- Hardiness: Hardy (can withstand heavy spring frosts). Bulb and green onions are biennials (two years required to complete life cycle) treated as annuals. Egyptian, tree, and multiplier (walking) onions are hardy perennials.
- Planting: Plant onions in early spring as soon as you can cultivate your garden. Use sets, transplants, or seeds in spring for bulb onions and for green or bunching onions. Planting too early, with exposure to cold temperatures, can cause seed stalk development.
- Sets: Plant onion sets in the spring for early onions, and in the fall for perennial or multiplier types of onions. Sets are planted 1 inch deep.

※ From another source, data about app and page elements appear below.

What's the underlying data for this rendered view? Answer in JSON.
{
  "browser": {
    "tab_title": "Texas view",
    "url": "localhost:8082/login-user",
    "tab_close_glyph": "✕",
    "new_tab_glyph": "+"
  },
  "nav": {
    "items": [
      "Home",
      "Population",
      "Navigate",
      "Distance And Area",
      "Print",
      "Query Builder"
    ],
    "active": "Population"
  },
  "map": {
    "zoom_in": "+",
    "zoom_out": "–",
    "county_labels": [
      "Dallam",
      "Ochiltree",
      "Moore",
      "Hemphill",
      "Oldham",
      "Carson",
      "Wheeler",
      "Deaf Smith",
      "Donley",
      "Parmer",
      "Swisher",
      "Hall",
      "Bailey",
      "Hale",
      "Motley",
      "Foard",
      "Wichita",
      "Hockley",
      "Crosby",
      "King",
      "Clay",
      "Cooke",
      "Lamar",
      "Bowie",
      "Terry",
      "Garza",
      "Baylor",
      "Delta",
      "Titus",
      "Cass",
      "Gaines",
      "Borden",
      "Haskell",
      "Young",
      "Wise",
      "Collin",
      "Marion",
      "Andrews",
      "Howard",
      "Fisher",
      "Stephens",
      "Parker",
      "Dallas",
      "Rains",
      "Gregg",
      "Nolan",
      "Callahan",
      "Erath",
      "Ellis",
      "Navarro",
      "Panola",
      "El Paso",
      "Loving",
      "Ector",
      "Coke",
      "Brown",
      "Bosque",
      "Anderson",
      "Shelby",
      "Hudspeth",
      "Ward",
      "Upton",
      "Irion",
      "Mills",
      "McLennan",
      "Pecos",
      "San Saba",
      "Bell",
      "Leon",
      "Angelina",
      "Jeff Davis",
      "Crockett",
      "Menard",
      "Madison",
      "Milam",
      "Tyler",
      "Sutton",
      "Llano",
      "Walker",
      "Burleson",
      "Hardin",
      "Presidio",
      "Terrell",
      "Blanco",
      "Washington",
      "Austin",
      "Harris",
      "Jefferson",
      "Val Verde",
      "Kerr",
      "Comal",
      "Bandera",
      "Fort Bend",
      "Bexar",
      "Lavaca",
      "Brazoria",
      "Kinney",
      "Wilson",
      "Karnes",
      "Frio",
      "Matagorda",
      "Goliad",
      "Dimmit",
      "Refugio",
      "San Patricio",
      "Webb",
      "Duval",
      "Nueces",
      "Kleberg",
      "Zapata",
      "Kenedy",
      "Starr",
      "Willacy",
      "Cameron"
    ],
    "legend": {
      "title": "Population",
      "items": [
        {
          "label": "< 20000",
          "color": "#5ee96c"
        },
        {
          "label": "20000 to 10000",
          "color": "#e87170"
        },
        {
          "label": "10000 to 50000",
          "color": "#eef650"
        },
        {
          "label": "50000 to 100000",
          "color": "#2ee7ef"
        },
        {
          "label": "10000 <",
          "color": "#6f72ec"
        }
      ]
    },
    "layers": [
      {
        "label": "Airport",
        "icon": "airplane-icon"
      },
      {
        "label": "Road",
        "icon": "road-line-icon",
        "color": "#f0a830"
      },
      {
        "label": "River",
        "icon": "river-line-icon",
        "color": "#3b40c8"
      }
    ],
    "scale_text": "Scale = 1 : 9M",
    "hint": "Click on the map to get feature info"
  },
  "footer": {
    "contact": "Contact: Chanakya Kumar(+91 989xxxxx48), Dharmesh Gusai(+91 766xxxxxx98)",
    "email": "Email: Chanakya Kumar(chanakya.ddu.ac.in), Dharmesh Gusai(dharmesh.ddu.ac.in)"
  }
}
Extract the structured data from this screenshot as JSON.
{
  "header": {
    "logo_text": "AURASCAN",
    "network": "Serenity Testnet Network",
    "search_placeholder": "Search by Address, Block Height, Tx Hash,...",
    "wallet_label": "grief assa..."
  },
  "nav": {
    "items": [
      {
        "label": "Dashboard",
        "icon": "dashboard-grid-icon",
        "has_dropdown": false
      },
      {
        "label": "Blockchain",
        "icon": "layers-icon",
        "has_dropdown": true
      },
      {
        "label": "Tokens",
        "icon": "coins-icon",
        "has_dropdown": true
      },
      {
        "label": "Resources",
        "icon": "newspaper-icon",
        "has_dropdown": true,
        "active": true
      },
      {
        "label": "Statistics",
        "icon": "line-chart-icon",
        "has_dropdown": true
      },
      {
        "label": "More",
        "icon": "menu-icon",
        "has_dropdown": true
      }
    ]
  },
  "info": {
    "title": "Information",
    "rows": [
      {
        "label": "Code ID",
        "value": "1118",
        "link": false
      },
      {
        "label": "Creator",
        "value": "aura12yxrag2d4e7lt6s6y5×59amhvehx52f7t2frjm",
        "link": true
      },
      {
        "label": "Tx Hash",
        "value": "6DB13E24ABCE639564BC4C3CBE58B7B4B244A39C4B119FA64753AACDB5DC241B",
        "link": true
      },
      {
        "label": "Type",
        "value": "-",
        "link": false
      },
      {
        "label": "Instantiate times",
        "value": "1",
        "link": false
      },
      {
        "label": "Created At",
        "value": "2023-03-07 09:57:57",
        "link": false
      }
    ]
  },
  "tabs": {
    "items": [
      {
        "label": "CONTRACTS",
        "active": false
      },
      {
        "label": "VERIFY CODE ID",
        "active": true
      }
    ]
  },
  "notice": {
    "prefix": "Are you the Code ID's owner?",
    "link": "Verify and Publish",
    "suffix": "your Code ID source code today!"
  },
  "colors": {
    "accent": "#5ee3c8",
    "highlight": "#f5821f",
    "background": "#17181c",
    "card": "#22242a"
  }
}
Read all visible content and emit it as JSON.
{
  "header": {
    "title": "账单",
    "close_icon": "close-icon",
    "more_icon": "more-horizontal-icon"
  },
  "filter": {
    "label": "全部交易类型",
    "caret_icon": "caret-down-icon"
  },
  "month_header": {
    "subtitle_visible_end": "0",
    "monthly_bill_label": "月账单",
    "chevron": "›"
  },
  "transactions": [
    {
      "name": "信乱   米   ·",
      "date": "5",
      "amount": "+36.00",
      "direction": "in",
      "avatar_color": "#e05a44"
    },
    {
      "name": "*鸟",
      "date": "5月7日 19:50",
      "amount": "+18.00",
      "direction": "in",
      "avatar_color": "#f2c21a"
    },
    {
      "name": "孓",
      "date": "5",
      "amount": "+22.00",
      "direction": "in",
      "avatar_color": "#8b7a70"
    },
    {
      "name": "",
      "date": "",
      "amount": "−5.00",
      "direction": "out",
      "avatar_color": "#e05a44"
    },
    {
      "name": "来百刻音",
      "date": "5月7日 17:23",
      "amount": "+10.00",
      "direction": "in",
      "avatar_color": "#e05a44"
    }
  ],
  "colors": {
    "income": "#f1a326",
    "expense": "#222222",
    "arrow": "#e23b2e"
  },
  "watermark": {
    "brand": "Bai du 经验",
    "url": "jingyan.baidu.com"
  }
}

- Transplants: Either buy bunches of onion transplants or start your own by sowing seeds indoors about 8 weeks prior to planting. Tops that become too long can be snipped. This method gives the best results for most Maryland gardeners.
- Direct seed - sow seed ¼ inch to a ½ inch deep and cover lightly with fine soil. Keep the tops of your planted rows moist until you see plants emerge. Plant seeds thickly, then thin, using thinnings as green onions.
Full sun requires at least 6 hours direct light/day; prefers 8 - 10 hours/day. Green onions will grow with 5 hours of sun per day.
- Days to maturity: 85 - 120 (mature bulbs).
- Spacing: Standard 1" - 8" in-rows x 12" - 24" between row; wide row and block planting 4" x 4" equidistant spacing. Plant close, then thin, using thinnings as green onions. Regardless of how thickly they are sown or planted, onions should be thinned to a spacing of 2 inches apart in the row if you intend to harvest green onions, and 4 inches apart if you intend to harvest moderate size bulbs, and 8 inches apart for large bulbs.
- Fertilizer needs: High requirement for nutrients, either from soil organic matter or fertilizers. Apply fertilizer before planting, use starter solution for transplants and side-dress 1 to 2 weeks after bulb enlargement begins. Refer to Fertilizing Vegetables for details.
- Approximate yield: 20 to 25 lbs. per 10-foot row.
Flower stalk forms-bolting
Growing and care of onions
- Onions are often grouped according to taste (mild and strong-flavored), color (white, yellow, and red), and use (storage or freshly eaten). Globe varieties tend to keep longer in storage.
- Onion cultivars also have different requirements as to the number of hours of daylight required to make a bulb. If the seed catalog lists the variety as long day, it sets bulbs when it receives 15 - 16 hours of daylight and is adapted to Northern summers. Short-day varieties set bulbs with about 12 hours of daylight and are used in the deep South for winter production. There are also "intermediate" cultivars. Mid-Atlantic gardeners can experiment with all groups, although long day and intermediate types will probably perform best.
- Do not hill up the soil on onions, as this encourages stem rot. Bulbs emerge above the soil as they enlarge.
- Watering - Ensure ample moisture, especially after bulbs begin enlarging. Onion bulb size is directly proportional to the amount of water applied to the onions during the growing season.
- Weeding - Onions compete poorly with weeds because of shallow root systems. Hand-pulling weeds or shallow cultivation is necessary; do not hill up the soil on onions. Maintain a weed-free bed and apply an organic mulch to maintain soil moisture.
- Harvest green onions when tops are 6 inches tall.
- Bulb onions should be harvested when about two-thirds of the dried tops have fallen over. Careful handling to avoid bruising helps prevent storage rots.
- Onions may be pulled and left in the field for several days to dry, then cured, with tops intact, in a well-ventilated attic or porch out of the direct sun for 1 to 2 weeks.
- Cut off tops about 1 inch above the bulb prior to storing.
- Thorough curing will increase storage life.
Storage and preservation
- Onions can be kept under very cool (32 degrees F), dry (65%-70% RH) conditions for up to 6 to 7 months.
- Onions can be stored in ventilated bags or boxes for 2 months or more in a cool basement or garage. Warm temperatures induce sprouting and sub-freezing temperatures will injure bulbs.